Title: Effects of UV-B radiation levels on concentrations of phytosterol, ergothioneine, and polyphenolic compounds in mushroom powder used as dietary supplements Authors
Submitted to: Journal of Agricultural and Food Chemistry
Publication Type: Peer Reviewed Journal
Publication Acceptance Date: August 30, 2013
Publication Date: March 27, 2014
Citation: Sapozhnikova, Y.V., Lobato, A., Romig, B. 2014. Effects of UV-B radiation levels on concentrations of phytosterol, ergothioneine, and polyphenolic compounds in mushroom powder used as dietary supplements. Journal of Agricultural and Food Chemistry. dx.doi.org/10.1021/jf403852k. Interpretive Summary: Mushrooms exposed to UV-B radiation produce elevated levels of vitamin D, and the dried powder is used as a dietary supplement to provide nutritional benefits.

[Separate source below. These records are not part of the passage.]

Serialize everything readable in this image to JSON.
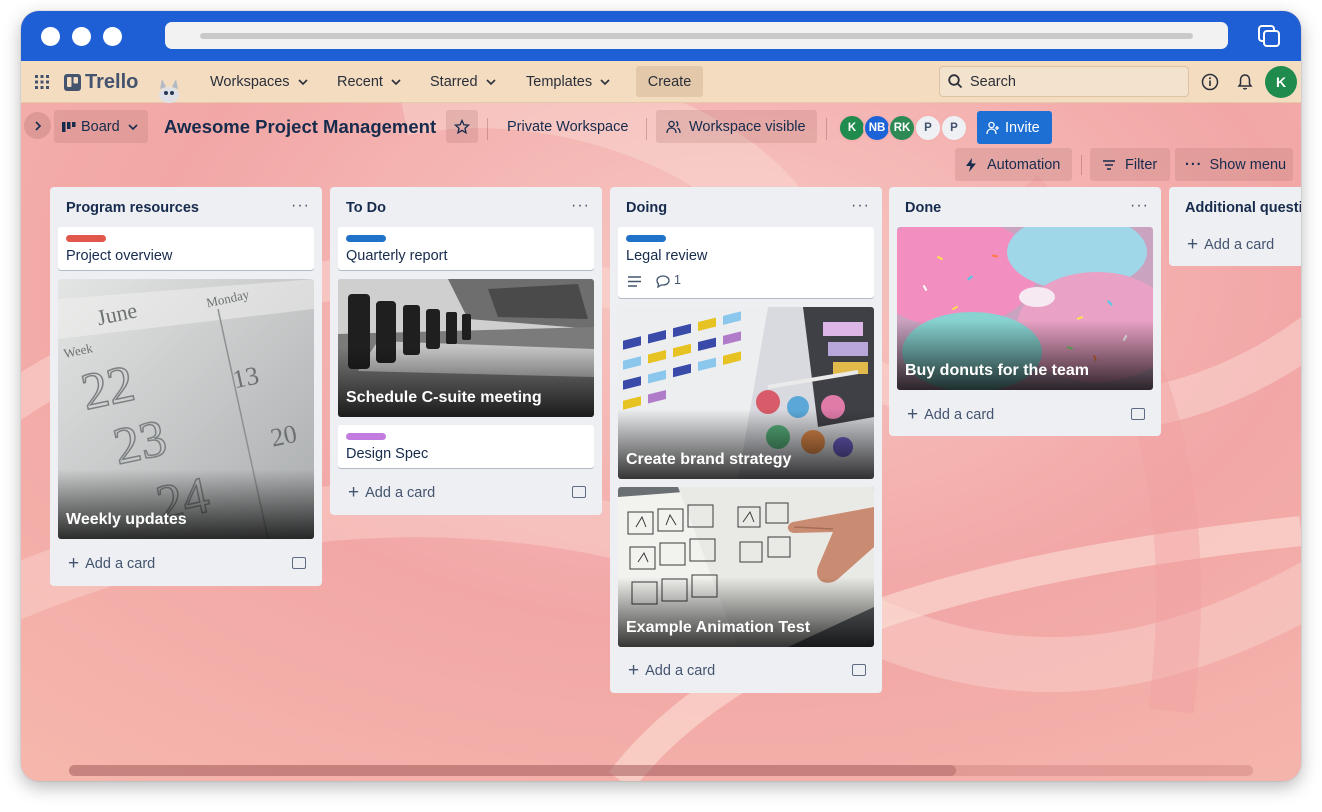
{
  "browser": {
    "traffic_lights": 3
  },
  "header": {
    "apps_icon": "grid-icon",
    "logo": "Trello",
    "nav": [
      {
        "label": "Workspaces"
      },
      {
        "label": "Recent"
      },
      {
        "label": "Starred"
      },
      {
        "label": "Templates"
      }
    ],
    "create_label": "Create",
    "search_placeholder": "Search",
    "user_initial": "K"
  },
  "board": {
    "view_label": "Board",
    "title": "Awesome Project Management",
    "workspace": "Private Workspace",
    "visibility": "Workspace visible",
    "members": [
      "K",
      "NB",
      "RK",
      "P",
      "P"
    ],
    "invite_label": "Invite",
    "automation_label": "Automation",
    "filter_label": "Filter",
    "menu_label": "Show menu"
  },
  "lists": [
    {
      "title": "Program resources",
      "cards": [
        {
          "title": "Project overview",
          "label_color": "#e2574c"
        },
        {
          "title": "Weekly updates",
          "cover": "calendar"
        }
      ]
    },
    {
      "title": "To Do",
      "cards": [
        {
          "title": "Quarterly report",
          "label_color": "#1f72c8"
        },
        {
          "title": "Schedule C-suite meeting",
          "cover": "meeting-room"
        },
        {
          "title": "Design Spec",
          "label_color": "#c27ce0"
        }
      ]
    },
    {
      "title": "Doing",
      "cards": [
        {
          "title": "Legal review",
          "label_color": "#1f72c8",
          "comments": "1"
        },
        {
          "title": "Create brand strategy",
          "cover": "color-swatches"
        },
        {
          "title": "Example Animation Test",
          "cover": "sketches"
        }
      ]
    },
    {
      "title": "Done",
      "cards": [
        {
          "title": "Buy donuts for the team",
          "cover": "donuts"
        }
      ]
    },
    {
      "title": "Additional questi",
      "cards": []
    }
  ],
  "add_card_label": "Add a card"
}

However, it is unknown if other chemicals (both beneficial and toxic) are also produced. This study showed that UV-B radiation used to elevate vitamin D levels in mushrooms did not alter compositional changes of investigated bioactive compounds. These results suggest that mushroom powder dietary supplements not only provide vitamin D, but also may be a good source of phytosterols and the naturally occurring mushroom anti-oxidant ergothioneine.
Technical Abstract: Compositional changes of powder dietary supplement made from mushrooms previously exposed to different levels of UV-B irradiation were evaluated for the bioactive naturally occurring mushroom anti-oxidant, ergothioneine, other natural polyphenolic anti-oxidants: e.g. flavonoids, lignans, and others, and selected phytosterols. Four types of mushroom powder consisting of white, brown (Agaricus bisporus), oyster (Pleurotus ostreatus) and shiitake (Lentinula edodes) mushrooms from three different treatment groups (control, low and high UV-B exposures) were analyzed. Ergothioneine concentrations found in mushroom powder were 0.4-10.4 mg/g dry weight (dw), and were not affected by UV-B radiation. No polyphenolic compounds were detected. Ergosterol concentrations were 2.4-6.2 mg/g dw. As expected, ergosterol concentrations decreased with the increased level of UV-B treatment for all, but white mushrooms. Campesterol concentrations were 14-43 µg/g dw, and were not affected by the UV-B radiation. This study showed that UV-B radiation used to elevated vitamin D2 levels in mushrooms did not alter compositional changes of investigated bioactive compounds: anti-oxidant ergothioneine and phytosterol campesterol in mushroom powder dietary supplement.